§ **EXERCISE DETAILS**
Give the records below again, word for word. No pictures belong in the copy.

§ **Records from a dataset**
————————

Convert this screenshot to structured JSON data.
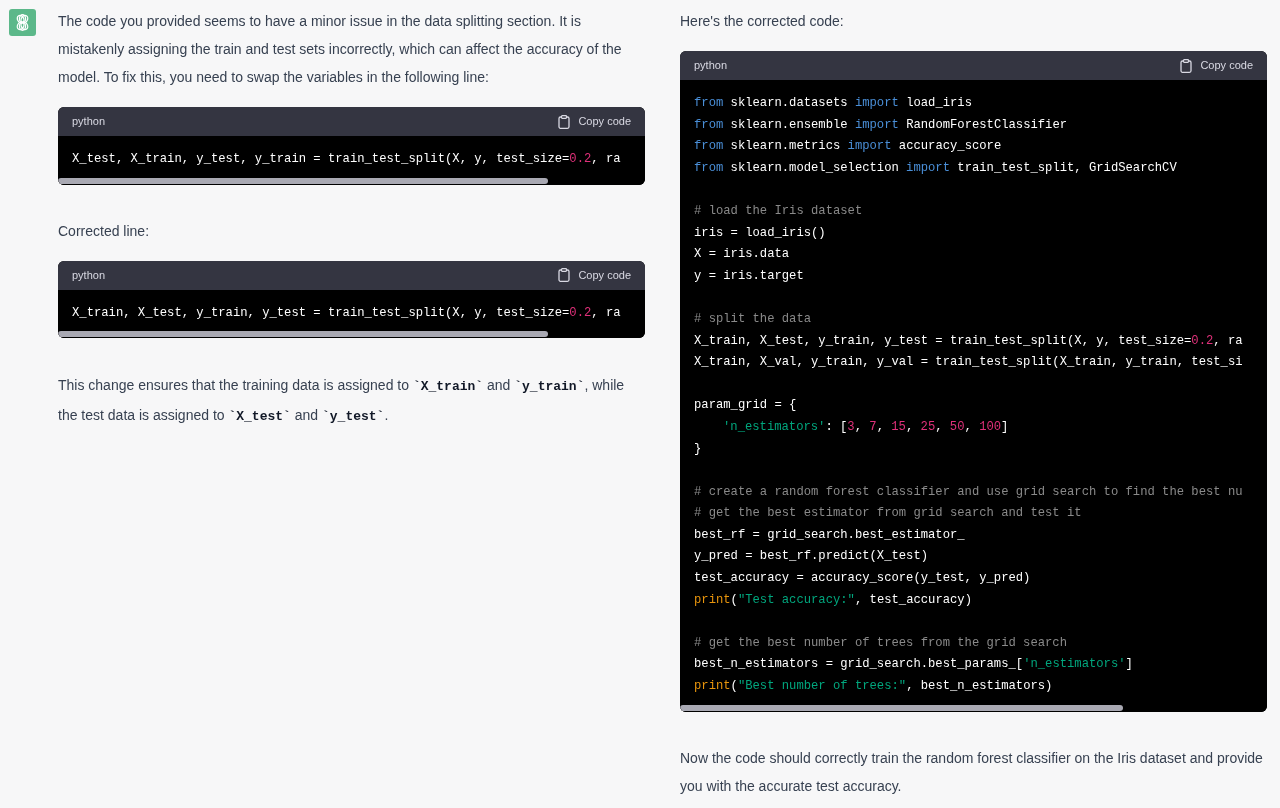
{
  "left": {
    "blocks": [
      {
        "kind": "paragraph",
        "segments": [
          {
            "kind": "text",
            "text": "The code you provided seems to have a minor issue in the data splitting section. It is mistakenly assigning the train and test sets incorrectly, which can affect the accuracy of the model. To fix this, you need to swap the variables in the following line:"
          }
        ]
      },
      {
        "kind": "code",
        "language": "python",
        "copy_label": "Copy code",
        "lines": [
          {
            "kind": "code",
            "tokens": [
              {
                "kind": "plain",
                "text": "X_test, X_train, y_test, y_train = train_test_split(X, y, test_size="
              },
              {
                "kind": "number",
                "text": "0.2"
              },
              {
                "kind": "plain",
                "text": ", ra"
              }
            ]
          }
        ]
      },
      {
        "kind": "paragraph",
        "segments": [
          {
            "kind": "text",
            "text": "Corrected line:"
          }
        ]
      },
      {
        "kind": "code",
        "language": "python",
        "copy_label": "Copy code",
        "lines": [
          {
            "kind": "code",
            "tokens": [
              {
                "kind": "plain",
                "text": "X_train, X_test, y_train, y_test = train_test_split(X, y, test_size="
              },
              {
                "kind": "number",
                "text": "0.2"
              },
              {
                "kind": "plain",
                "text": ", ra"
              }
            ]
          }
        ]
      },
      {
        "kind": "paragraph",
        "segments": [
          {
            "kind": "text",
            "text": "This change ensures that the training data is assigned to "
          },
          {
            "kind": "code",
            "text": "`X_train`"
          },
          {
            "kind": "text",
            "text": " and "
          },
          {
            "kind": "code",
            "text": "`y_train`"
          },
          {
            "kind": "text",
            "text": ", while the test data is assigned to "
          },
          {
            "kind": "code",
            "text": "`X_test`"
          },
          {
            "kind": "text",
            "text": " and "
          },
          {
            "kind": "code",
            "text": "`y_test`"
          },
          {
            "kind": "text",
            "text": "."
          }
        ]
      }
    ]
  },
  "right": {
    "blocks": [
      {
        "kind": "paragraph",
        "segments": [
          {
            "kind": "text",
            "text": "Here's the corrected code:"
          }
        ]
      },
      {
        "kind": "code",
        "language": "python",
        "copy_label": "Copy code",
        "lines": [
          {
            "kind": "code",
            "tokens": [
              {
                "kind": "keyword",
                "text": "from"
              },
              {
                "kind": "plain",
                "text": " sklearn.datasets "
              },
              {
                "kind": "keyword",
                "text": "import"
              },
              {
                "kind": "plain",
                "text": " load_iris"
              }
            ]
          },
          {
            "kind": "code",
            "tokens": [
              {
                "kind": "keyword",
                "text": "from"
              },
              {
                "kind": "plain",
                "text": " sklearn.ensemble "
              },
              {
                "kind": "keyword",
                "text": "import"
              },
              {
                "kind": "plain",
                "text": " RandomForestClassifier"
              }
            ]
          },
          {
            "kind": "code",
            "tokens": [
              {
                "kind": "keyword",
                "text": "from"
              },
              {
                "kind": "plain",
                "text": " sklearn.metrics "
              },
              {
                "kind": "keyword",
                "text": "import"
              },
              {
                "kind": "plain",
                "text": " accuracy_score"
              }
            ]
          },
          {
            "kind": "code",
            "tokens": [
              {
                "kind": "keyword",
                "text": "from"
              },
              {
                "kind": "plain",
                "text": " sklearn.model_selection "
              },
              {
                "kind": "keyword",
                "text": "import"
              },
              {
                "kind": "plain",
                "text": " train_test_split, GridSearchCV"
              }
            ]
          },
          {
            "kind": "blank"
          },
          {
            "kind": "code",
            "tokens": [
              {
                "kind": "comment",
                "text": "# load the Iris dataset"
              }
            ]
          },
          {
            "kind": "code",
            "tokens": [
              {
                "kind": "plain",
                "text": "iris = load_iris()"
              }
            ]
          },
          {
            "kind": "code",
            "tokens": [
              {
                "kind": "plain",
                "text": "X = iris.data"
              }
            ]
          },
          {
            "kind": "code",
            "tokens": [
              {
                "kind": "plain",
                "text": "y = iris.target"
              }
            ]
          },
          {
            "kind": "blank"
          },
          {
            "kind": "code",
            "tokens": [
              {
                "kind": "comment",
                "text": "# split the data"
              }
            ]
          },
          {
            "kind": "code",
            "tokens": [
              {
                "kind": "plain",
                "text": "X_train, X_test, y_train, y_test = train_test_split(X, y, test_size="
              },
              {
                "kind": "number",
                "text": "0.2"
              },
              {
                "kind": "plain",
                "text": ", ra"
              }
            ]
          },
          {
            "kind": "code",
            "tokens": [
              {
                "kind": "plain",
                "text": "X_train, X_val, y_train, y_val = train_test_split(X_train, y_train, test_si"
              }
            ]
          },
          {
            "kind": "blank"
          },
          {
            "kind": "code",
            "tokens": [
              {
                "kind": "plain",
                "text": "param_grid = {"
              }
            ]
          },
          {
            "kind": "indented",
            "tokens": [
              {
                "kind": "string",
                "text": "'n_estimators'"
              },
              {
                "kind": "plain",
                "text": ": ["
              },
              {
                "kind": "number",
                "text": "3"
              },
              {
                "kind": "plain",
                "text": ", "
              },
              {
                "kind": "number",
                "text": "7"
              },
              {
                "kind": "plain",
                "text": ", "
              },
              {
                "kind": "number",
                "text": "15"
              },
              {
                "kind": "plain",
                "text": ", "
              },
              {
                "kind": "number",
                "text": "25"
              },
              {
                "kind": "plain",
                "text": ", "
              },
              {
                "kind": "number",
                "text": "50"
              },
              {
                "kind": "plain",
                "text": ", "
              },
              {
                "kind": "number",
                "text": "100"
              },
              {
                "kind": "plain",
                "text": "]"
              }
            ]
          },
          {
            "kind": "code",
            "tokens": [
              {
                "kind": "plain",
                "text": "}"
              }
            ]
          },
          {
            "kind": "blank"
          },
          {
            "kind": "code",
            "tokens": [
              {
                "kind": "comment",
                "text": "# create a random forest classifier and use grid search to find the best nu"
              }
            ]
          },
          {
            "kind": "code",
            "tokens": [
              {
                "kind": "comment",
                "text": "# get the best estimator from grid search and test it"
              }
            ]
          },
          {
            "kind": "code",
            "tokens": [
              {
                "kind": "plain",
                "text": "best_rf = grid_search.best_estimator_"
              }
            ]
          },
          {
            "kind": "code",
            "tokens": [
              {
                "kind": "plain",
                "text": "y_pred = best_rf.predict(X_test)"
              }
            ]
          },
          {
            "kind": "code",
            "tokens": [
              {
                "kind": "plain",
                "text": "test_accuracy = accuracy_score(y_test, y_pred)"
              }
            ]
          },
          {
            "kind": "code",
            "tokens": [
              {
                "kind": "builtin",
                "text": "print"
              },
              {
                "kind": "plain",
                "text": "("
              },
              {
                "kind": "string",
                "text": "\"Test accuracy:\""
              },
              {
                "kind": "plain",
                "text": ", test_accuracy)"
              }
            ]
          },
          {
            "kind": "blank"
          },
          {
            "kind": "code",
            "tokens": [
              {
                "kind": "comment",
                "text": "# get the best number of trees from the grid search"
              }
            ]
          },
          {
            "kind": "code",
            "tokens": [
              {
                "kind": "plain",
                "text": "best_n_estimators = grid_search.best_params_["
              },
              {
                "kind": "string",
                "text": "'n_estimators'"
              },
              {
                "kind": "plain",
                "text": "]"
              }
            ]
          },
          {
            "kind": "code",
            "tokens": [
              {
                "kind": "builtin",
                "text": "print"
              },
              {
                "kind": "plain",
                "text": "("
              },
              {
                "kind": "string",
                "text": "\"Best number of trees:\""
              },
              {
                "kind": "plain",
                "text": ", best_n_estimators)"
              }
            ]
          }
        ]
      },
      {
        "kind": "paragraph",
        "segments": [
          {
            "kind": "text",
            "text": "Now the code should correctly train the random forest classifier on the Iris dataset and provide you with the accurate test accuracy."
          }
        ]
      }
    ]
  }
}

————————

§ **RESULT**
Convert this screenshot to structured JSON data.
{
  "left": {
    "blocks": [
      {
        "kind": "paragraph",
        "segments": [
          {
            "kind": "text",
            "text": "The code you provided seems to have a minor issue in the data splitting section. It is mistakenly assigning the train and test sets incorrectly, which can affect the accuracy of the model. To fix this, you need to swap the variables in the following line:"
          }
        ]
      },
      {
        "kind": "code",
        "language": "python",
        "copy_label": "Copy code",
        "lines": [
          {
            "kind": "code",
            "tokens": [
              {
                "kind": "plain",
                "text": "X_test, X_train, y_test, y_train = train_test_split(X, y, test_size="
              },
              {
                "kind": "number",
                "text": "0.2"
              },
              {
                "kind": "plain",
                "text": ", ra"
              }
            ]
          }
        ]
      },
      {
        "kind": "paragraph",
        "segments": [
          {
            "kind": "text",
            "text": "Corrected line:"
          }
        ]
      },
      {
        "kind": "code",
        "language": "python",
        "copy_label": "Copy code",
        "lines": [
          {
            "kind": "code",
            "tokens": [
              {
                "kind": "plain",
                "text": "X_train, X_test, y_train, y_test = train_test_split(X, y, test_size="
              },
              {
                "kind": "number",
                "text": "0.2"
              },
              {
                "kind": "plain",
                "text": ", ra"
              }
            ]
          }
        ]
      },
      {
        "kind": "paragraph",
        "segments": [
          {
            "kind": "text",
            "text": "This change ensures that the training data is assigned to "
          },
          {
            "kind": "code",
            "text": "`X_train`"
          },
          {
            "kind": "text",
            "text": " and "
          },
          {
            "kind": "code",
            "text": "`y_train`"
          },
          {
            "kind": "text",
            "text": ", while the test data is assigned to "
          },
          {
            "kind": "code",
            "text": "`X_test`"
          },
          {
            "kind": "text",
            "text": " and "
          },
          {
            "kind": "code",
            "text": "`y_test`"
          },
          {
            "kind": "text",
            "text": "."
          }
        ]
      }
    ]
  },
  "right": {
    "blocks": [
      {
        "kind": "paragraph",
        "segments": [
          {
            "kind": "text",
            "text": "Here's the corrected code:"
          }
        ]
      },
      {
        "kind": "code",
        "language": "python",
        "copy_label": "Copy code",
        "lines": [
          {
            "kind": "code",
            "tokens": [
              {
                "kind": "keyword",
                "text": "from"
              },
              {
                "kind": "plain",
                "text": " sklearn.datasets "
              },
              {
                "kind": "keyword",
                "text": "import"
              },
              {
                "kind": "plain",
                "text": " load_iris"
              }
            ]
          },
          {
            "kind": "code",
            "tokens": [
              {
                "kind": "keyword",
                "text": "from"
              },
              {
                "kind": "plain",
                "text": " sklearn.ensemble "
              },
              {
                "kind": "keyword",
                "text": "import"
              },
              {
                "kind": "plain",
                "text": " RandomForestClassifier"
              }
            ]
          },
          {
            "kind": "code",
            "tokens": [
              {
                "kind": "keyword",
                "text": "from"
              },
              {
                "kind": "plain",
                "text": " sklearn.metrics "
              },
              {
                "kind": "keyword",
                "text": "import"
              },
              {
                "kind": "plain",
                "text": " accuracy_score"
              }
            ]
          },
          {
            "kind": "code",
            "tokens": [
              {
                "kind": "keyword",
                "text": "from"
              },
              {
                "kind": "plain",
                "text": " sklearn.model_selection "
              },
              {
                "kind": "keyword",
                "text": "import"
              },
              {
                "kind": "plain",
                "text": " train_test_split, GridSearchCV"
              }
            ]
          },
          {
            "kind": "blank"
          },
          {
            "kind": "code",
            "tokens": [
              {
                "kind": "comment",
                "text": "# load the Iris dataset"
              }
            ]
          },
          {
            "kind": "code",
            "tokens": [
              {
                "kind": "plain",
                "text": "iris = load_iris()"
              }
            ]
          },
          {
            "kind": "code",
            "tokens": [
              {
                "kind": "plain",
                "text": "X = iris.data"
              }
            ]
          },
          {
            "kind": "code",
            "tokens": [
              {
                "kind": "plain",
                "text": "y = iris.target"
              }
            ]
          },
          {
            "kind": "blank"
          },
          {
            "kind": "code",
            "tokens": [
              {
                "kind": "comment",
                "text": "# split the data"
              }
            ]
          },
          {
            "kind": "code",
            "tokens": [
              {
                "kind": "plain",
                "text": "X_train, X_test, y_train, y_test = train_test_split(X, y, test_size="
              },
              {
                "kind": "number",
                "text": "0.2"
              },
              {
                "kind": "plain",
                "text": ", ra"
              }
            ]
          },
          {
            "kind": "code",
            "tokens": [
              {
                "kind": "plain",
                "text": "X_train, X_val, y_train, y_val = train_test_split(X_train, y_train, test_si"
              }
            ]
          },
          {
            "kind": "blank"
          },
          {
            "kind": "code",
            "tokens": [
              {
                "kind": "plain",
                "text": "param_grid = {"
              }
            ]
          },
          {
            "kind": "indented",
            "tokens": [
              {
                "kind": "string",
                "text": "'n_estimators'"
              },
              {
                "kind": "plain",
                "text": ": ["
              },
              {
                "kind": "number",
                "text": "3"
              },
              {
                "kind": "plain",
                "text": ", "
              },
              {
                "kind": "number",
                "text": "7"
              },
              {
                "kind": "plain",
                "text": ", "
              },
              {
                "kind": "number",
                "text": "15"
              },
              {
                "kind": "plain",
                "text": ", "
              },
              {
                "kind": "number",
                "text": "25"
              },
              {
                "kind": "plain",
                "text": ", "
              },
              {
                "kind": "number",
                "text": "50"
              },
              {
                "kind": "plain",
                "text": ", "
              },
              {
                "kind": "number",
                "text": "100"
              },
              {
                "kind": "plain",
                "text": "]"
              }
            ]
          },
          {
            "kind": "code",
            "tokens": [
              {
                "kind": "plain",
                "text": "}"
              }
            ]
          },
          {
            "kind": "blank"
          },
          {
            "kind": "code",
            "tokens": [
              {
                "kind": "comment",
                "text": "# create a random forest classifier and use grid search to find the best nu"
              }
            ]
          },
          {
            "kind": "code",
            "tokens": [
              {
                "kind": "comment",
                "text": "# get the best estimator from grid search and test it"
              }
            ]
          },
          {
            "kind": "code",
            "tokens": [
              {
                "kind": "plain",
                "text": "best_rf = grid_search.best_estimator_"
              }
            ]
          },
          {
            "kind": "code",
            "tokens": [
              {
                "kind": "plain",
                "text": "y_pred = best_rf.predict(X_test)"
              }
            ]
          },
          {
            "kind": "code",
            "tokens": [
              {
                "kind": "plain",
                "text": "test_accuracy = accuracy_score(y_test, y_pred)"
              }
            ]
          },
          {
            "kind": "code",
            "tokens": [
              {
                "kind": "builtin",
                "text": "print"
              },
              {
                "kind": "plain",
                "text": "("
              },
              {
                "kind": "string",
                "text": "\"Test accuracy:\""
              },
              {
                "kind": "plain",
                "text": ", test_accuracy)"
              }
            ]
          },
          {
            "kind": "blank"
          },
          {
            "kind": "code",
            "tokens": [
              {
                "kind": "comment",
                "text": "# get the best number of trees from the grid search"
              }
            ]
          },
          {
            "kind": "code",
            "tokens": [
              {
                "kind": "plain",
                "text": "best_n_estimators = grid_search.best_params_["
              },
              {
                "kind": "string",
                "text": "'n_estimators'"
              },
              {
                "kind": "plain",
                "text": "]"
              }
            ]
          },
          {
            "kind": "code",
            "tokens": [
              {
                "kind": "builtin",
                "text": "print"
              },
              {
                "kind": "plain",
                "text": "("
              },
              {
                "kind": "string",
                "text": "\"Best number of trees:\""
              },
              {
                "kind": "plain",
                "text": ", best_n_estimators)"
              }
            ]
          }
        ]
      },
      {
        "kind": "paragraph",
        "segments": [
          {
            "kind": "text",
            "text": "Now the code should correctly train the random forest classifier on the Iris dataset and provide you with the accurate test accuracy."
          }
        ]
      }
    ]
  }
}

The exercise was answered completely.